━━━ Input for this task ━━━
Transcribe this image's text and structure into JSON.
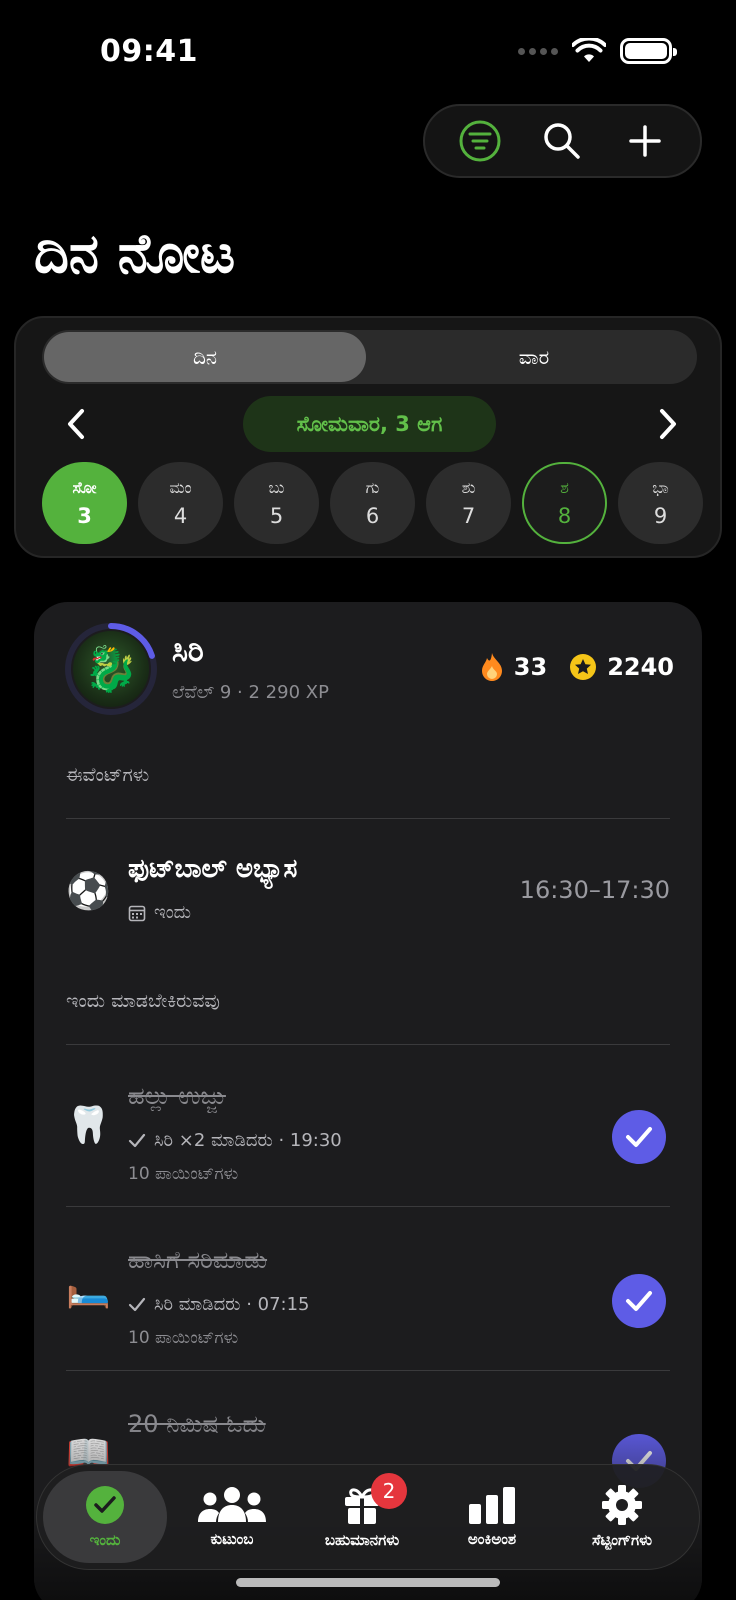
{
  "status_bar": {
    "time": "09:41"
  },
  "header": {
    "title": "ದಿನ ನೋಟ"
  },
  "segment": {
    "day": "ದಿನ",
    "week": "ವಾರ"
  },
  "date_nav": {
    "current": "ಸೋಮವಾರ, 3 ಆಗ"
  },
  "days": [
    {
      "name": "ಸೋ",
      "num": "3"
    },
    {
      "name": "ಮಂ",
      "num": "4"
    },
    {
      "name": "ಬು",
      "num": "5"
    },
    {
      "name": "ಗು",
      "num": "6"
    },
    {
      "name": "ಶು",
      "num": "7"
    },
    {
      "name": "ಶ",
      "num": "8"
    },
    {
      "name": "ಭಾ",
      "num": "9"
    }
  ],
  "profile": {
    "name": "ಸಿರಿ",
    "subtitle": "ಲೆವೆಲ್ 9 · 2 290 XP",
    "streak": "33",
    "coins": "2240",
    "level_progress": 0.2
  },
  "events_section": {
    "label": "ಈವೆಂಟ್‌ಗಳು",
    "event": {
      "title": "ಫುಟ್‌ಬಾಲ್ ಅಭ್ಯಾಸ",
      "date": "ಇಂದು",
      "time": "16:30–17:30",
      "icon": "soccer-ball"
    }
  },
  "todo_section": {
    "label": "ಇಂದು ಮಾಡಬೇಕಿರುವವು",
    "tasks": [
      {
        "title": "ಹಲ್ಲು ಉಜ್ಜು",
        "meta": "ಸಿರಿ ×2 ಮಾಡಿದರು · 19:30",
        "points": "10 ಪಾಯಿಂಟ್‌ಗಳು",
        "icon": "tooth"
      },
      {
        "title": "ಹಾಸಿಗೆ ಸರಿಮಾಡು",
        "meta": "ಸಿರಿ ಮಾಡಿದರು · 07:15",
        "points": "10 ಪಾಯಿಂಟ್‌ಗಳು",
        "icon": "bed"
      },
      {
        "title": "20 ನಿಮಿಷ ಓದು",
        "meta": "",
        "points": "",
        "icon": "book"
      }
    ]
  },
  "tab_bar": {
    "today": "ಇಂದು",
    "family": "ಕುಟುಂಬ",
    "rewards": "ಬಹುಮಾನಗಳು",
    "rewards_badge": "2",
    "stats": "ಅಂಕಿಅಂಶ",
    "settings": "ಸೆಟ್ಟಿಂಗ್‌ಗಳು"
  },
  "colors": {
    "accent_green": "#54b23d",
    "accent_purple": "#5e5ce6",
    "badge_red": "#e5363d"
  }
}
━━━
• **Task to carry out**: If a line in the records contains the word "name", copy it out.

• **Task response**:
      "name": "ಸೋ",
      "name": "ಮಂ",
      "name": "ಬು",
      "name": "ಗು",
      "name": "ಶು",
      "name": "ಶ",
      "name": "ಭಾ",
    "name": "ಸಿರಿ",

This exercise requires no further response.